Source records
┌──

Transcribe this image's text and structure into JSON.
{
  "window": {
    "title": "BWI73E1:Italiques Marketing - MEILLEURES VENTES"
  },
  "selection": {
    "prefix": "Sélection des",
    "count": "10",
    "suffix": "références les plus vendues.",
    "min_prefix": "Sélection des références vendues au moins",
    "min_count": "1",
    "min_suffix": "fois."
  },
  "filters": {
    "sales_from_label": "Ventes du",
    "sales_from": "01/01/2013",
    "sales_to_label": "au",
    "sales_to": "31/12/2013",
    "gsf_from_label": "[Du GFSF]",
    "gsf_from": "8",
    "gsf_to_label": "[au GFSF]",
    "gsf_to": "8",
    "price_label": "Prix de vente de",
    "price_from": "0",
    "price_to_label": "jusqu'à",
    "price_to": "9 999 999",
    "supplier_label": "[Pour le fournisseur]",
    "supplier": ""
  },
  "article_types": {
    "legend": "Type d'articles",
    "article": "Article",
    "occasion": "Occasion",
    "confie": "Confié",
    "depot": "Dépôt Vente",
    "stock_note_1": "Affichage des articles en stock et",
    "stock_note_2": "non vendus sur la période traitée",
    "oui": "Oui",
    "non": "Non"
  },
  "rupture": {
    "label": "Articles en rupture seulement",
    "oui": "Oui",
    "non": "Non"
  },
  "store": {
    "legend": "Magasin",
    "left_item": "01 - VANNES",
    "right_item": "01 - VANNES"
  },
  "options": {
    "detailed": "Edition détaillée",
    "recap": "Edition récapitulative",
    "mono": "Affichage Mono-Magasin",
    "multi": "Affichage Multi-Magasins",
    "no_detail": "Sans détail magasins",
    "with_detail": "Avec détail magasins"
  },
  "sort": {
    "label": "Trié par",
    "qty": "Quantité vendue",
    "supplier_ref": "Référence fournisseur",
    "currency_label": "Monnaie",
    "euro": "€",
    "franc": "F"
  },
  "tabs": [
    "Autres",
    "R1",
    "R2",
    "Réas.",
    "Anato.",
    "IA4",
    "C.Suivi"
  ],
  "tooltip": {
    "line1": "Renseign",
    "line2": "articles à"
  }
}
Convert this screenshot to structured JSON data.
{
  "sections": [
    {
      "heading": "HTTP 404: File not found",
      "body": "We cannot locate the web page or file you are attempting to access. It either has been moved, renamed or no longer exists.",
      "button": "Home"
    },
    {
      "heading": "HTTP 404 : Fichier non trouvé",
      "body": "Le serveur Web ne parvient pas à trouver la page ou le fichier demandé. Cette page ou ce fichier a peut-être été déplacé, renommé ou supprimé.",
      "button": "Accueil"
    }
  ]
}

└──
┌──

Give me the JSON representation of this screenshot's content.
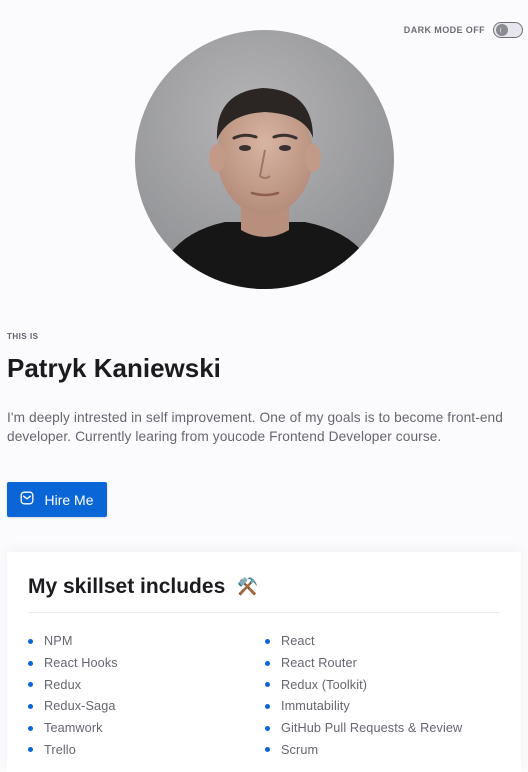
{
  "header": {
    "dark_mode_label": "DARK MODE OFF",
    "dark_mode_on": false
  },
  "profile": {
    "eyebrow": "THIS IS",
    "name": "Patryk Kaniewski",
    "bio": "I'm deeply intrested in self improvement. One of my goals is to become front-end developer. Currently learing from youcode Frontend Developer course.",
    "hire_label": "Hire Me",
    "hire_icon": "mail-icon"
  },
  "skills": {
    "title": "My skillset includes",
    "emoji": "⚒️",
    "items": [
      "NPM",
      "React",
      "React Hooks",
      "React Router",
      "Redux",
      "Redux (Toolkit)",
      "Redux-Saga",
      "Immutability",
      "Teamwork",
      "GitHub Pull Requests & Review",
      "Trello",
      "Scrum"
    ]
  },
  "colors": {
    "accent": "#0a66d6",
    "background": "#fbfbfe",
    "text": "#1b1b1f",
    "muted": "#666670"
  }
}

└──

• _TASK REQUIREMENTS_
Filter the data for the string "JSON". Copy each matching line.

• _ANSWER TO THIS TASK_
Transcribe this image's text and structure into JSON.
Convert this screenshot to structured JSON data.
Give me the JSON representation of this screenshot's content.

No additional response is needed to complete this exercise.